Middle school outreach aims to welcome new freshman class

Delaney Brooks, Copy Editor

Counselor Dwayne Peyton gives a presentation about course selection to eighth grade students at Rachel Carson Middle School on Jan. 11. (Photo used with permission of Alexa Scott )

As students select their courses for the coming year, CHS prepares to welcome a new freshman class. Counselors teach middle schoolers about diplomas and course credits so they are well-informed while they make their schedules. Administrators give presentations at Franklin, Rachel Carson and Rocky Run Middle Schools (RRMS) and host welcome events for middle school students and their families before and during course selection throughout January and February. According to CHS counselor Megan Sullivan, CHS counselors are always in contact with those at the middle schools, but this time of year is especially busy. 

“We have put together about an hour presentation,” Sullivan said. “In that presentation, we share information about the classes available to ninth graders. We’ll talk about graduation requirements a bit and then general information about Chantilly, helping them to learn about different clubs, sports, activities that are offered to hopefully get them excited about their ninth grade year.”

Sullivan and the other high school counselors attend at least five events to prepare both future students and their middle school counselors for the course selection process. As one of the main points of contact with middle schools, Sullivan and her fellow counselors hosted a breakfast with counselors from the feeder schools to go over specifics before students choose their classes.

“There’s a lot of different details that we want to firm up and it’s just easier to have a face-to-face conversation,” RRMS counselor Mohammed Zishhan said. “It’s also good to get together and collaborate in real life over food with your colleagues.”

Counselors visited each of the feeder schools to give a presentation about academics, electives, clubs and extracurriculars. They also introduce them to the FCPS course catalog where middle schoolers can find a complete list of available classes. According to RRMS eighth grader Rowan Threadgill, the counselors’ presentation was effective at educating her about her academic options. 

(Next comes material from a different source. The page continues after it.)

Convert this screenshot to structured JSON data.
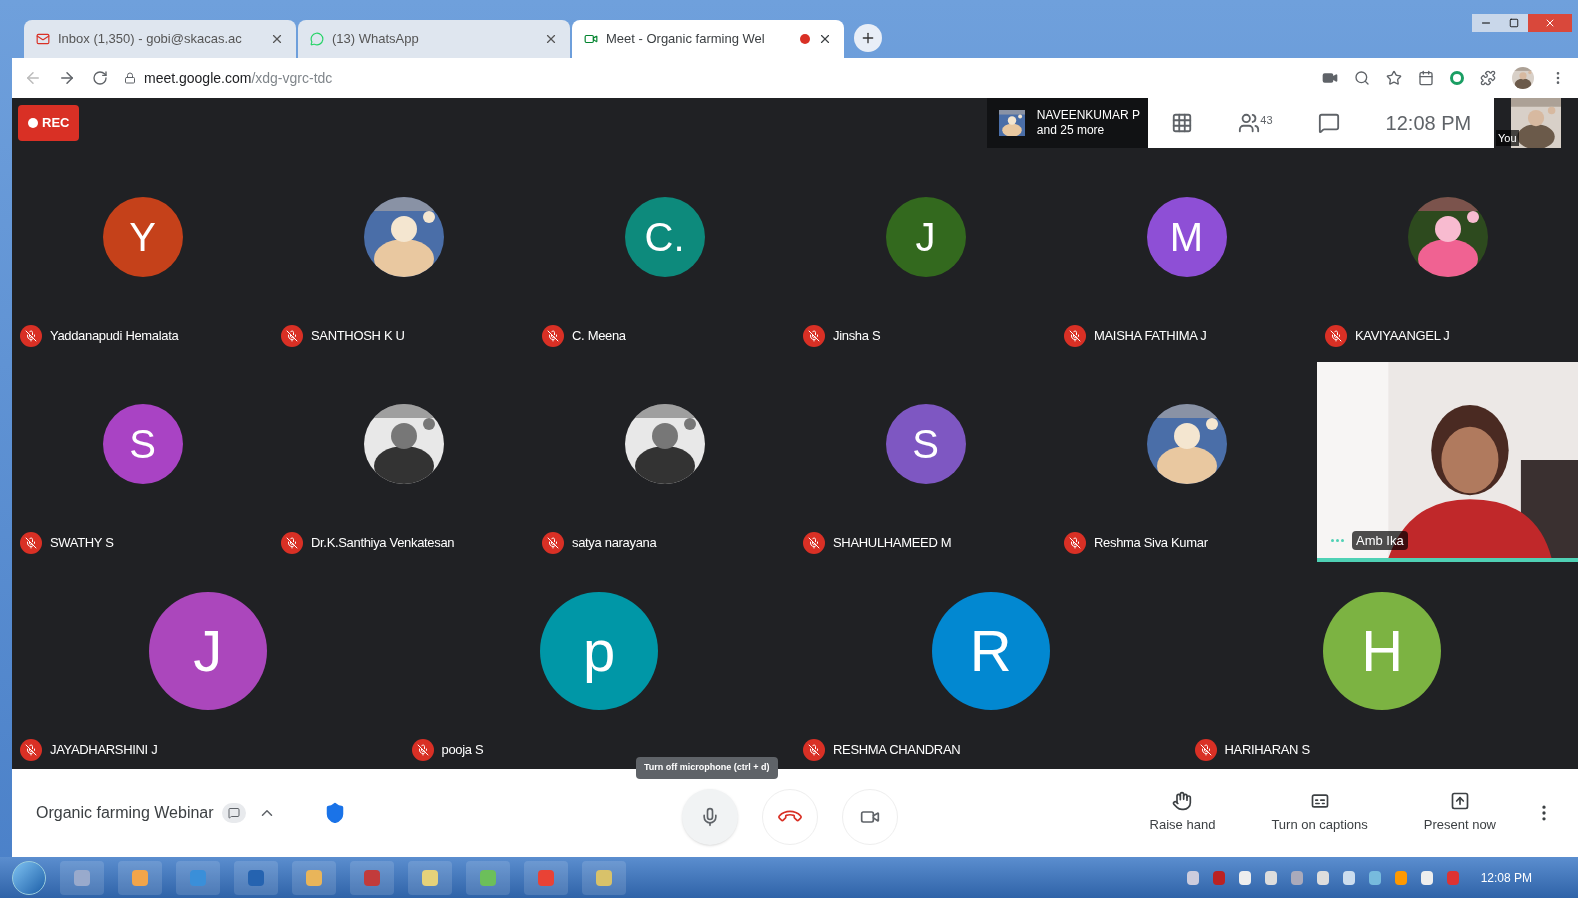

“It was helpful in telling us about what classes are available, what the schedule may look like and how it works,” Threadgill said. “It kind of explains what each of the classes were and the differences between the different math [classes] and World Civ and taking them apart.”

When welcoming middle schoolers, CHS counselors intend to get two main messages across. They recognize that the transition from middle to high school can be intimidating and intend to relieve some of the stress associated with the milestone. They stress that a high school student’s workload is often larger than that of a student in middle school and coach incoming freshmen about deciding when to take an honors class.

“We try to really get across to them the resources that they will have available to them in terms of their counselors, their teachers,” Sullivan said. “Just let them know we’re going to work with them over those next four years and meet with them throughout the year to help support them in whatever goal they want to reach after they graduate.”

For many eighth graders, CHS’s reputation precedes it. Some, Threadgill for example, get to know the school as a fun and welcoming environment from afar via older siblings and friends. 

“Because of what my older siblings have told me, I felt pretty confident, but [the outreach] just secured what I had learned beforehand,” Threadgill said. “I think the main message was just what a positive experience Chantilly is and what it will be instead of seeming like kind of a scary place. My friends really like it. I’m excited.”

I think the main message was just what a positive experience Chantilly is and what it will be instead of seeming like kind of a scary place. My friends really like it. I’m excited.

— RRMS eighth grader Rowan Threadgill

As a middle school counselor, Zishhan enjoys watching his students grow as preparations for the coming school year begin. He sees incoming seventh grade students discover the wonders of middle school while his eighth graders move on to high school. 

“It’s growing up and that’s exciting for everybody,” Zishhan said. “Our students, sometimes they do say it’s very similar, just bigger in high school, but they get to see how much more in depth the clubs get, and the extracurriculars and the resources that are available. It is exciting to see it on both ends when you’re in the middle. I definitely love that they’re so excited for high school, there’s also a lot of great memories and a lot of tears at the end of the year for our rising ninth graders.”